-- DATA RECORDS follows --

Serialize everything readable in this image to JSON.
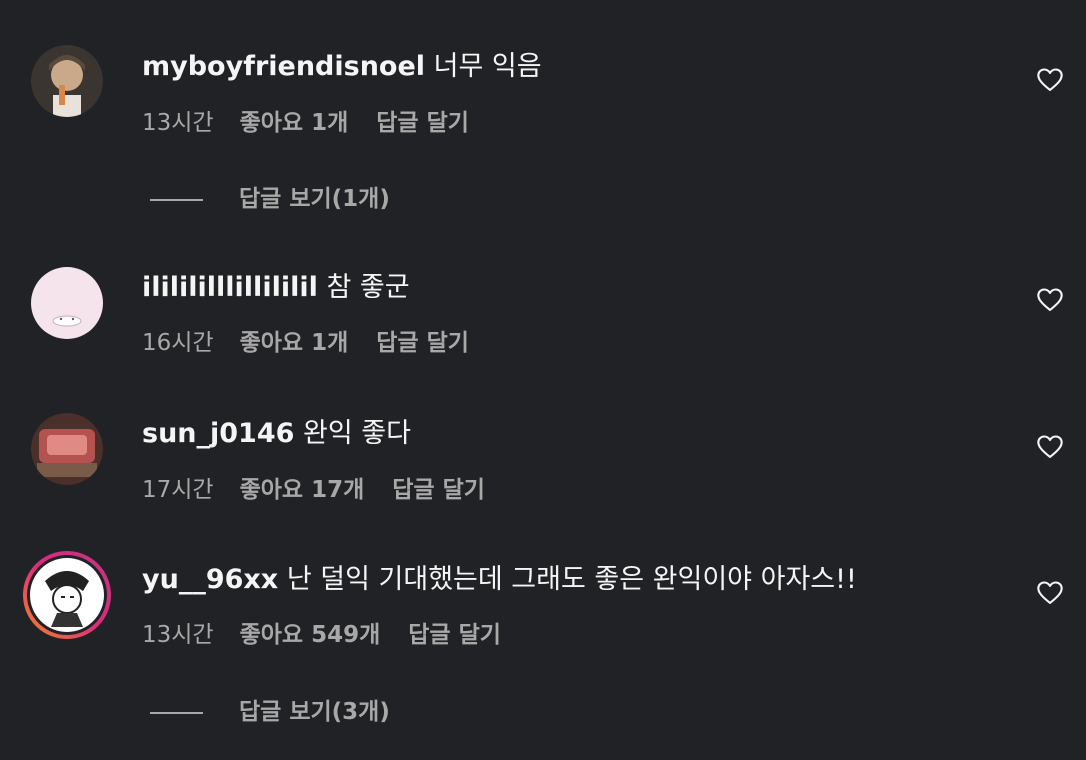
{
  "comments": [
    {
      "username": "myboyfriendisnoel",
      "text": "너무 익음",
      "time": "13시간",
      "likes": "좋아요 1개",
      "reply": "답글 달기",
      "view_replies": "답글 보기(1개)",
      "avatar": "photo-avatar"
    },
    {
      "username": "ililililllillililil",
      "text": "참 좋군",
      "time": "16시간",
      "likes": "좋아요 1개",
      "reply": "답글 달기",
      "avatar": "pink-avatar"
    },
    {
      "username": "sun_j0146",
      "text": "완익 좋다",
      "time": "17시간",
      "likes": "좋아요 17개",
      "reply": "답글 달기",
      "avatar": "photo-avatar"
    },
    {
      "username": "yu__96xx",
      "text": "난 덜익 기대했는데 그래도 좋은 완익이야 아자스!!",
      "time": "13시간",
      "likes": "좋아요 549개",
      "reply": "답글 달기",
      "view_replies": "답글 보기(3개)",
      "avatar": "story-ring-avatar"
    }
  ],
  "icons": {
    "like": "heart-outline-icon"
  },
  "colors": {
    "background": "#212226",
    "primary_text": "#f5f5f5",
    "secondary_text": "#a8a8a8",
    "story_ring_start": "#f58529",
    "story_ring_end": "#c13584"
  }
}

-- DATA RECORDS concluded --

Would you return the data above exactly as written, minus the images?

Serialize everything readable in this image to JSON.
{
  "comments": [
    {
      "username": "myboyfriendisnoel",
      "text": "너무 익음",
      "time": "13시간",
      "likes": "좋아요 1개",
      "reply": "답글 달기",
      "view_replies": "답글 보기(1개)",
      "avatar": "photo-avatar"
    },
    {
      "username": "ililililllillililil",
      "text": "참 좋군",
      "time": "16시간",
      "likes": "좋아요 1개",
      "reply": "답글 달기",
      "avatar": "pink-avatar"
    },
    {
      "username": "sun_j0146",
      "text": "완익 좋다",
      "time": "17시간",
      "likes": "좋아요 17개",
      "reply": "답글 달기",
      "avatar": "photo-avatar"
    },
    {
      "username": "yu__96xx",
      "text": "난 덜익 기대했는데 그래도 좋은 완익이야 아자스!!",
      "time": "13시간",
      "likes": "좋아요 549개",
      "reply": "답글 달기",
      "view_replies": "답글 보기(3개)",
      "avatar": "story-ring-avatar"
    }
  ],
  "icons": {
    "like": "heart-outline-icon"
  },
  "colors": {
    "background": "#212226",
    "primary_text": "#f5f5f5",
    "secondary_text": "#a8a8a8",
    "story_ring_start": "#f58529",
    "story_ring_end": "#c13584"
  }
}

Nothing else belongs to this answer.